Keeping an open mind
“Sometimes there won’t be an opening for your field of choice, but as with any organization it never hurts to get your foot in the door,” says Janet. “If there is not a job available in your field, look at applying for a casual list or try something new that meets your qualifications.
“As you start your job and begin to network, you may end up finding a whole new area of interest. Perhaps your route will not be direct, and you will need to veer off a bit and try something different, and you may surprise yourself and love it.”
Janet says she is a perfect example. “I was not accepted into the BEd program, so I kept an open mind and applied with the Public Service, and I have never looked back. I went in a different direction, and I love my job.”
Andrew tells the story of a student who was a manager of a retail company and graduated with a Bachelor of Business Administration. “She applied to Health PEI on a whim, started off in inventory control, and now is working as a finance clerk. There are so many options and avenues.”

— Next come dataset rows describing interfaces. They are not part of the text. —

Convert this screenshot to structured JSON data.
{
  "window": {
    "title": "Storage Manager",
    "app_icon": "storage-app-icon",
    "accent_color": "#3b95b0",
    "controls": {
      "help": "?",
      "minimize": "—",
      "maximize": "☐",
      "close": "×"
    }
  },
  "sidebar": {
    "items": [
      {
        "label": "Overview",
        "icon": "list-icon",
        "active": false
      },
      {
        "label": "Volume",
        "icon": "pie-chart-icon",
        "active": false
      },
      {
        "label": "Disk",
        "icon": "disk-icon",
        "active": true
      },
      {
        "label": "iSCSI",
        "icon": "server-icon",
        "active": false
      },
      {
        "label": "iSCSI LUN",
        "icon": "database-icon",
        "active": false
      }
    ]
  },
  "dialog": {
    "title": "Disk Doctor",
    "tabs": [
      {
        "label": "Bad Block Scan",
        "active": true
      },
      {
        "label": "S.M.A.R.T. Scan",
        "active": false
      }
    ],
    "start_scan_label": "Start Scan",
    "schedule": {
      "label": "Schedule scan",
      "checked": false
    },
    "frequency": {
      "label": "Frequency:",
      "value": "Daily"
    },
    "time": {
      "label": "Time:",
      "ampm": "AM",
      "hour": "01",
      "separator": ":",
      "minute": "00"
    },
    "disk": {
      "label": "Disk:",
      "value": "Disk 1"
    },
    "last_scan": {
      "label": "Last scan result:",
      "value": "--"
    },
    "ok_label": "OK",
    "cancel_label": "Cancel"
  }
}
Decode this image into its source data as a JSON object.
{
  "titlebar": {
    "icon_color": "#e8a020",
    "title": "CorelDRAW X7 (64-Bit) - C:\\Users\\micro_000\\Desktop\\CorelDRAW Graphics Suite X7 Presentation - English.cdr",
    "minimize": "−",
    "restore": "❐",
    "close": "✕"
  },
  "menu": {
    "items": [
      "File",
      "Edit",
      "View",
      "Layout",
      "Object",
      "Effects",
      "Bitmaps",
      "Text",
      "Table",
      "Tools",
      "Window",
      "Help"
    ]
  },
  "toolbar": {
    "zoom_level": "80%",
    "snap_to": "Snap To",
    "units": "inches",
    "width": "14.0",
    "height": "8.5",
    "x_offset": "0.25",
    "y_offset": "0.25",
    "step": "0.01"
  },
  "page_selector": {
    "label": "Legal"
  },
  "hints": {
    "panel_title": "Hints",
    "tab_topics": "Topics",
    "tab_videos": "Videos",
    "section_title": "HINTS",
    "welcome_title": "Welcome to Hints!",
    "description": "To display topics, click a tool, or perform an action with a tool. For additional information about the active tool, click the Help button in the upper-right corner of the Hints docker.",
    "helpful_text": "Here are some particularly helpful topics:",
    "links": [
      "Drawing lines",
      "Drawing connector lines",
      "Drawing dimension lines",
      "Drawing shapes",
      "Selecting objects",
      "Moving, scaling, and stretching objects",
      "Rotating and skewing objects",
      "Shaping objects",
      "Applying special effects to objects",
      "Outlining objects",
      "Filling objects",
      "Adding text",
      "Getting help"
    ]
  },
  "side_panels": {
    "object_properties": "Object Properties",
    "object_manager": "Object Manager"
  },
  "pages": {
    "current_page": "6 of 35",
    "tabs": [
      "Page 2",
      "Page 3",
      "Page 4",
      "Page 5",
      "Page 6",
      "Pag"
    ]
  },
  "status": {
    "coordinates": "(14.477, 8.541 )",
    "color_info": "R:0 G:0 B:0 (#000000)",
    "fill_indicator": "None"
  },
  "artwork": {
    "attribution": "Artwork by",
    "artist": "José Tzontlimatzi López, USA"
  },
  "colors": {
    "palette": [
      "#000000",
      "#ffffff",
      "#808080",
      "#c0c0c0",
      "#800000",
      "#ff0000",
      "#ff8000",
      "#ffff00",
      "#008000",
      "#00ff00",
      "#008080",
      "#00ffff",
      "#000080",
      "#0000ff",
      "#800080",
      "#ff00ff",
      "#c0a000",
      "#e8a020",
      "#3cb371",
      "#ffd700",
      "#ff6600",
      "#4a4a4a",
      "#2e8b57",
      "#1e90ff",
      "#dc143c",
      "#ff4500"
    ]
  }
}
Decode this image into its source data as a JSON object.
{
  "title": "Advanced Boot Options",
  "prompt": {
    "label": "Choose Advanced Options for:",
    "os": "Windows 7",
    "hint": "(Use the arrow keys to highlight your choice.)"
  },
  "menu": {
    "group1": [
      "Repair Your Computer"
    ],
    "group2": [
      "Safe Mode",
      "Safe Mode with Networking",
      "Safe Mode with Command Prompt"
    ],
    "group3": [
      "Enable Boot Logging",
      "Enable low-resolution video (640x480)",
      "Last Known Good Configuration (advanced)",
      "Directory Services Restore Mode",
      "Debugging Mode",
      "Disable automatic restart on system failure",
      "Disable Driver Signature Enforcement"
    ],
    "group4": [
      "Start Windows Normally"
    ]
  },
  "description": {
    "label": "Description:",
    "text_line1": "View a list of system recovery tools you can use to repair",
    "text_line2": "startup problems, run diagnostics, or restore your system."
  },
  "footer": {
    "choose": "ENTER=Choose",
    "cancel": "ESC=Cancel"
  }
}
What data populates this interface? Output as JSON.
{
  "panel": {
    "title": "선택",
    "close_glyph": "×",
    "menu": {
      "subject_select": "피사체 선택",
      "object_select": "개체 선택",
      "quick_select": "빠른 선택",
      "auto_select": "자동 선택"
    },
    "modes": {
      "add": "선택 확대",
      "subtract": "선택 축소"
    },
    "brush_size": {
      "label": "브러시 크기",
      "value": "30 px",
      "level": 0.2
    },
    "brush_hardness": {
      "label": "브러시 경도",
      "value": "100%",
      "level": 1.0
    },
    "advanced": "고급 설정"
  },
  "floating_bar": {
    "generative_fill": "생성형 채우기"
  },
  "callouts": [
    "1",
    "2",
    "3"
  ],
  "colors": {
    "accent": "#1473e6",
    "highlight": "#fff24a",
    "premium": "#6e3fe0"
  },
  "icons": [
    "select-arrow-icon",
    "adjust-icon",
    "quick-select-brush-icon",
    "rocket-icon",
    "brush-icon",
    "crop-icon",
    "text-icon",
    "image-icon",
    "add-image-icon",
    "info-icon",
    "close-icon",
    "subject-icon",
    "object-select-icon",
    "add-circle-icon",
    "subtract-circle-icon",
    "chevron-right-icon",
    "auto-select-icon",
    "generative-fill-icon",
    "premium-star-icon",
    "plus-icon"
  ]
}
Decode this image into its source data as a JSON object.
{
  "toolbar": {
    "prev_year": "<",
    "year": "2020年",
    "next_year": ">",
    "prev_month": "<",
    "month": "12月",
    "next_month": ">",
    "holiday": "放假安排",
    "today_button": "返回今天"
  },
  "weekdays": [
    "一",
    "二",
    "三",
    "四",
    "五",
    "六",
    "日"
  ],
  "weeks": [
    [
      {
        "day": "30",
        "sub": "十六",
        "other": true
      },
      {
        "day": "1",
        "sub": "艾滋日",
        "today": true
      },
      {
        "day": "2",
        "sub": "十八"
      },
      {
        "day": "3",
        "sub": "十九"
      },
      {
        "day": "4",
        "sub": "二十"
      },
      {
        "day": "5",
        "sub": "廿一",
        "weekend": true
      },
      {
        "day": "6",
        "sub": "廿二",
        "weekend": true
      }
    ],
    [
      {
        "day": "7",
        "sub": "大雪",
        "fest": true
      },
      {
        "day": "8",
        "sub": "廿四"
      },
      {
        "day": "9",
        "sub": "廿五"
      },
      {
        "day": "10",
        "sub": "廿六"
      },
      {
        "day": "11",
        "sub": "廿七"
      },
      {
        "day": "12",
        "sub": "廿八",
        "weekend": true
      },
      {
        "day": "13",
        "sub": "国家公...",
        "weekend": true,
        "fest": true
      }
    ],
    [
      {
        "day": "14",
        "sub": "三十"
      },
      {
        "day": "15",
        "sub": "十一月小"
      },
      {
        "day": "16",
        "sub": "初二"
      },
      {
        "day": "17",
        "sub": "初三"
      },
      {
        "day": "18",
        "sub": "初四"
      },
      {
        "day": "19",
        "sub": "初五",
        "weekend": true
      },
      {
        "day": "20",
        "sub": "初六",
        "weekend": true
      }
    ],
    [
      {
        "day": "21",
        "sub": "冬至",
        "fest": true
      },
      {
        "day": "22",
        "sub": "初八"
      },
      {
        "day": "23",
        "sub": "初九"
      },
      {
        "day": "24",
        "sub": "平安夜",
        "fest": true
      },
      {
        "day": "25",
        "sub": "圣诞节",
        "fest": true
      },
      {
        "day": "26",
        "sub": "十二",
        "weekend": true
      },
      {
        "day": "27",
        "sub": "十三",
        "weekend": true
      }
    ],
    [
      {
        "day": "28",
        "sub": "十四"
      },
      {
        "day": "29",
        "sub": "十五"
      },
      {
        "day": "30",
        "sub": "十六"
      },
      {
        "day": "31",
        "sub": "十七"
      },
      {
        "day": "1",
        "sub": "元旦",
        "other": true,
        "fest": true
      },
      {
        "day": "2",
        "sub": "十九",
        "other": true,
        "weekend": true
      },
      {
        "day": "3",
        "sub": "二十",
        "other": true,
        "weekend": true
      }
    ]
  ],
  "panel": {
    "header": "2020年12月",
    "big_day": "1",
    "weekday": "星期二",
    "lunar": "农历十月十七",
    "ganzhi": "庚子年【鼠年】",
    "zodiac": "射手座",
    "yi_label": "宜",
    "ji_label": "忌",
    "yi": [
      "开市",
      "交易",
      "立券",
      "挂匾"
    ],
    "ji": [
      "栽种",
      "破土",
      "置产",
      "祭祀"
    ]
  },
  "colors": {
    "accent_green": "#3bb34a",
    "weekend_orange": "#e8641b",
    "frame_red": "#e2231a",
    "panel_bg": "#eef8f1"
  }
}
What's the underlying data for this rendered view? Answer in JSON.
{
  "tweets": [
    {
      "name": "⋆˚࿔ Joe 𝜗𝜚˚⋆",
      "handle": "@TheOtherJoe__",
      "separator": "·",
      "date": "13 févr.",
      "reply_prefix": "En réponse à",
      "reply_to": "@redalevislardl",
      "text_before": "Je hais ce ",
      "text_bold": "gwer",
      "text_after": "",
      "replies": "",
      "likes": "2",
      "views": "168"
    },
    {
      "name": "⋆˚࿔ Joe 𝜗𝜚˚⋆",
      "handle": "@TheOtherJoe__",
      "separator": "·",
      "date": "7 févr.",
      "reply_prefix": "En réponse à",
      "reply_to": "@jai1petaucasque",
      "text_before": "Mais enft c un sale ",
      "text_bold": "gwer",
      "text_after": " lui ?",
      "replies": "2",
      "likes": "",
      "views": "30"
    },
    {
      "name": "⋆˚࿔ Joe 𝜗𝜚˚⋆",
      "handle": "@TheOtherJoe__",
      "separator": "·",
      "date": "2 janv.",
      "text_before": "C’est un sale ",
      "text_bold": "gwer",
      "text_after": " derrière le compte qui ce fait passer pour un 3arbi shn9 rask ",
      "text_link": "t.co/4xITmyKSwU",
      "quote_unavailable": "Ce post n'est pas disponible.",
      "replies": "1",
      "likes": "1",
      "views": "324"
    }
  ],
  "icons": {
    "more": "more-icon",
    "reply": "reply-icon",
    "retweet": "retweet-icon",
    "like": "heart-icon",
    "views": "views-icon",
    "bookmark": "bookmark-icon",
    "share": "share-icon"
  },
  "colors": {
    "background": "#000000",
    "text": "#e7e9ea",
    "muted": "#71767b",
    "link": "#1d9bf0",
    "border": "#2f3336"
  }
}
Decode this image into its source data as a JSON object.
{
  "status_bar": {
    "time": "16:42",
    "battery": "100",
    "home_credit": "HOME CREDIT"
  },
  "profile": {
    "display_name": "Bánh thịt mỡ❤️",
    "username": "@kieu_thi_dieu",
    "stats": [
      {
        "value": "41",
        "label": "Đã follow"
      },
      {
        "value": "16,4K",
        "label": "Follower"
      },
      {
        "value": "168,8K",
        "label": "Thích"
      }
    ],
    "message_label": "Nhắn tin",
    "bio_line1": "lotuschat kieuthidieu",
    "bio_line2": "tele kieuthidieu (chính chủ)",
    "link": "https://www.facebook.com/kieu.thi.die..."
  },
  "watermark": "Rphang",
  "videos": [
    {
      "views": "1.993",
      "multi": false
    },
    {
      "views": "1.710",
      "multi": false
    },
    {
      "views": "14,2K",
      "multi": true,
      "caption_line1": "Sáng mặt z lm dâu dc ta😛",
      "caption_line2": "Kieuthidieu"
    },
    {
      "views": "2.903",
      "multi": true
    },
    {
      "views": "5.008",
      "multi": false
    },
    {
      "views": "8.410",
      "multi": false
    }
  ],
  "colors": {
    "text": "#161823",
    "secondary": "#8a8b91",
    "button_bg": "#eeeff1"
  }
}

How to apply
To check all employment opportunities, visit www.jobspei.ca Click Job Opportunities and then on External Competitions to find open positions or the opportunity to be apply to the casual list. “Jobs are posted almost every day, so check back frequently,” says Andrew.
To register and set up a job account, click How to Apply and follow the links to fill in the required contact information, work experience, training, and education.
“Your information will be saved, so you don’t have to repeat the process as you apply for multiple positions,” says Janet.
“When you apply for a position, make sure your application is received by the deadline specified on the job ad.”
“After we receive your application, a staffing consultant will screen it to see if you meet the qualifications that fit the position,” says Andrew. If you are invited to an interview, bring along the names and contact information of references, who could be previous employers or supervisors. For students with limited work experience, it could be professors or instructors. It is a good idea to let your references know that they may be contacted, so that they are prepared to speak about you.
“Sometimes people don’t give themselves enough credit for the education or experience they have,” says Andrew. “Customer service experience and volunteering is really important. It shows you have dealt with lots of different people in sometimes very difficult situations and that is a skill you can use in many jobs.”
If you have any questions about a job ad or need technical assistance to complete registration or an application, call the general enquiries number at 902-368-4080. Explain which job you are interested in, and you will be directed to the staffing consultant in charge of that job. “We may know about other opportunities that will match your qualifications because we don’t want to lose you.”
Help from UPEI
UPEI students or former students can visit the Experiential Education department to get help in preparing a resumé, cover letter, job application and job interviews.
“For those with limited job experience, the great skills you learn through working on school projects, coursework, and volunteering are an asset,” says Jenna Gaudet, from the UPEI Experiential Education. “We can help you write about your skills on your resumé, so don’t be discouraged.”
Visit www.upei.ca/exed/students to check drop-in hours and to make an appointment for a one-on-one meeting with a career counsellor.
Help from other Career Development Professionals across the Island
Job seekers can get the help they need to apply for government positions from Career Development Professionals who work at employment services agencies across the Island.
For a list of employment service agencies, visit www.employmentjourney.com/resources-services-for-job-seekers/